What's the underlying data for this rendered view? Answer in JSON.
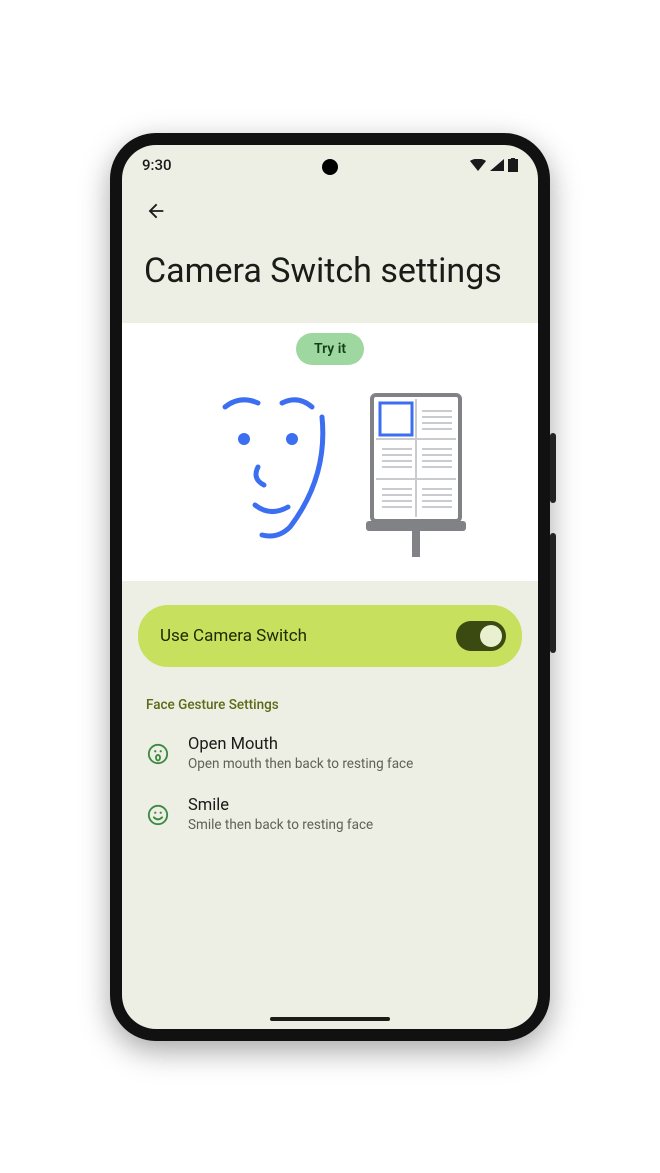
{
  "status": {
    "time": "9:30"
  },
  "page": {
    "title": "Camera Switch settings"
  },
  "hero": {
    "try_label": "Try it"
  },
  "toggle": {
    "label": "Use Camera Switch",
    "on": true
  },
  "section": {
    "label": "Face Gesture Settings"
  },
  "gestures": [
    {
      "title": "Open Mouth",
      "subtitle": "Open mouth then back to resting face"
    },
    {
      "title": "Smile",
      "subtitle": "Smile then back to resting face"
    }
  ]
}
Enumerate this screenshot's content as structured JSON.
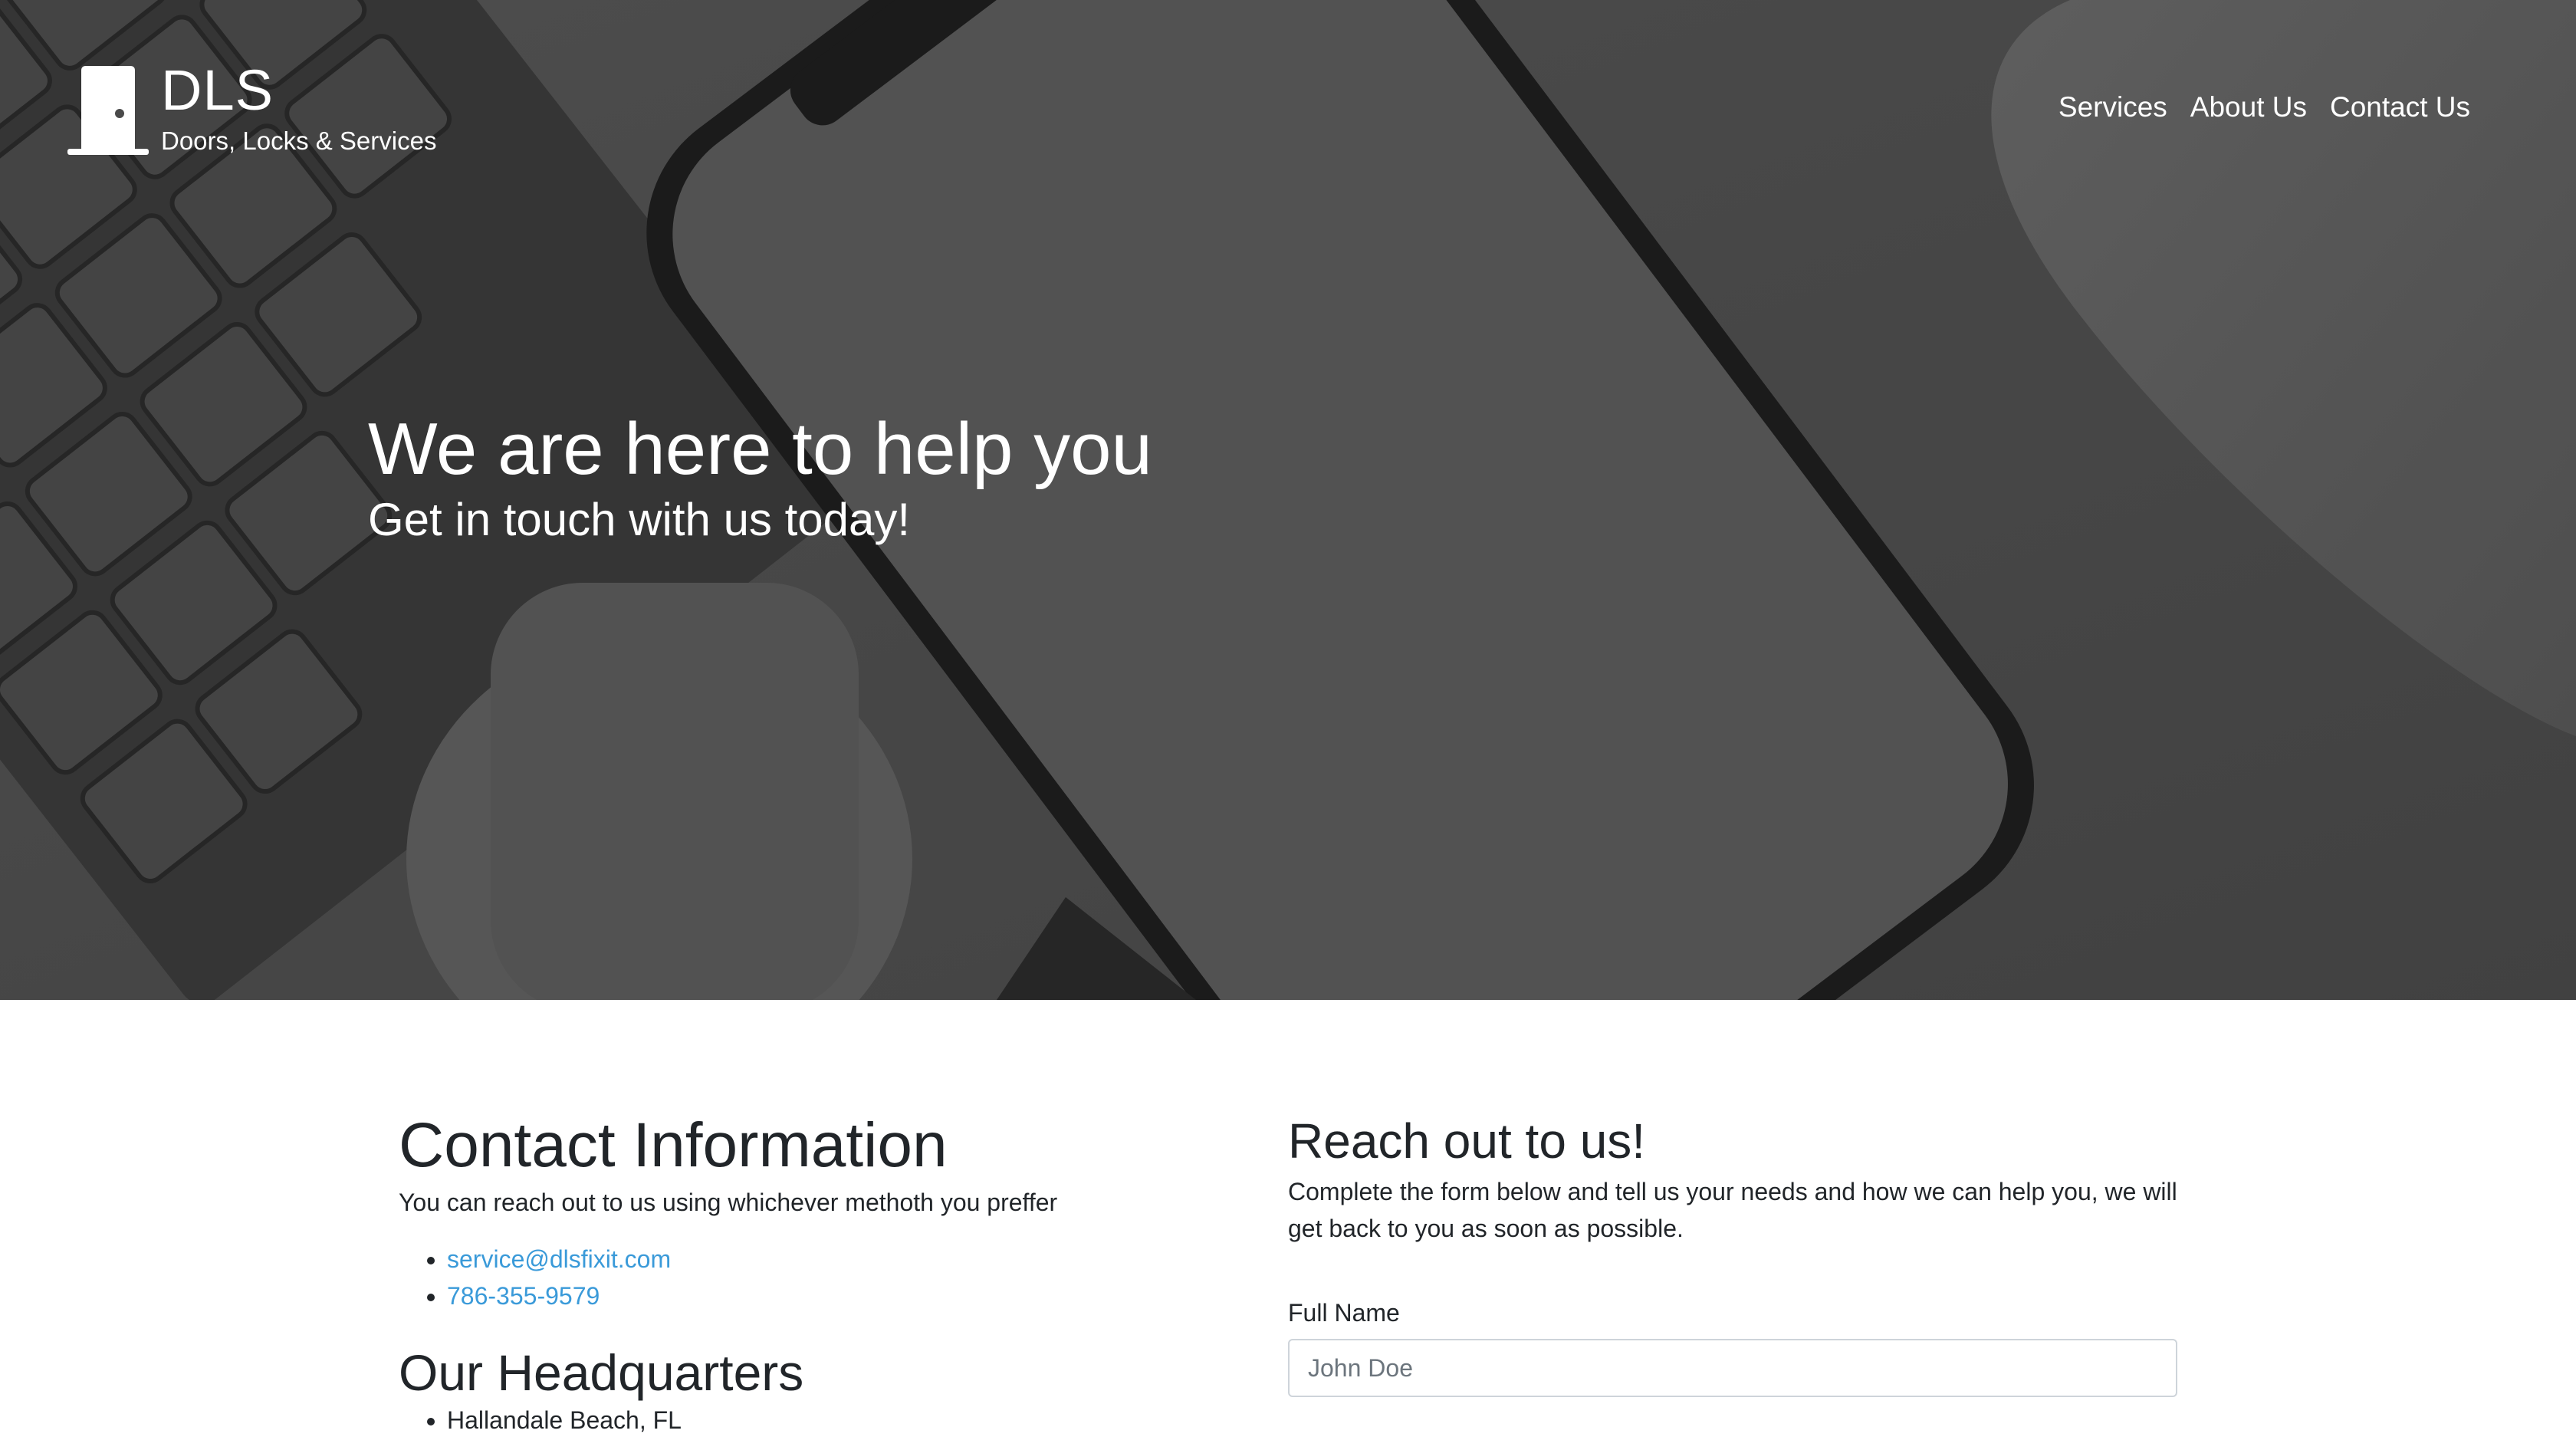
{
  "brand": {
    "name": "DLS",
    "tagline": "Doors, Locks & Services"
  },
  "nav": {
    "items": [
      {
        "label": "Services"
      },
      {
        "label": "About Us"
      },
      {
        "label": "Contact Us"
      }
    ]
  },
  "hero": {
    "title": "We are here to help you",
    "subtitle": "Get in touch with us today!"
  },
  "contact_info": {
    "heading": "Contact Information",
    "description": "You can reach out to us using whichever methoth you preffer",
    "email": "service@dlsfixit.com",
    "phone": "786-355-9579",
    "hq_heading": "Our Headquarters",
    "hq_address": "Hallandale Beach, FL"
  },
  "form": {
    "heading": "Reach out to us!",
    "description": "Complete the form below and tell us your needs and how we can help you, we will get back to you as soon as possible.",
    "full_name_label": "Full Name",
    "full_name_placeholder": "John Doe"
  },
  "colors": {
    "link": "#3a9ad9",
    "text": "#212529",
    "hero_text": "#ffffff"
  }
}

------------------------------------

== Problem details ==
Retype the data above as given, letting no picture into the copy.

== Task output ==
What's the underlying data for this rendered view? Answer in JSON.
{
  "status": {
    "time": "9:30"
  },
  "page": {
    "title": "Camera Switch settings"
  },
  "hero": {
    "try_label": "Try it"
  },
  "toggle": {
    "label": "Use Camera Switch",
    "on": true
  },
  "section": {
    "label": "Face Gesture Settings"
  },
  "gestures": [
    {
      "title": "Open Mouth",
      "subtitle": "Open mouth then back to resting face"
    },
    {
      "title": "Smile",
      "subtitle": "Smile then back to resting face"
    }
  ]
}
Enumerate this screenshot's content as structured JSON.
{
  "brand": {
    "name": "DLS",
    "tagline": "Doors, Locks & Services"
  },
  "nav": {
    "items": [
      {
        "label": "Services"
      },
      {
        "label": "About Us"
      },
      {
        "label": "Contact Us"
      }
    ]
  },
  "hero": {
    "title": "We are here to help you",
    "subtitle": "Get in touch with us today!"
  },
  "contact_info": {
    "heading": "Contact Information",
    "description": "You can reach out to us using whichever methoth you preffer",
    "email": "service@dlsfixit.com",
    "phone": "786-355-9579",
    "hq_heading": "Our Headquarters",
    "hq_address": "Hallandale Beach, FL"
  },
  "form": {
    "heading": "Reach out to us!",
    "description": "Complete the form below and tell us your needs and how we can help you, we will get back to you as soon as possible.",
    "full_name_label": "Full Name",
    "full_name_placeholder": "John Doe"
  },
  "colors": {
    "link": "#3a9ad9",
    "text": "#212529",
    "hero_text": "#ffffff"
  }
}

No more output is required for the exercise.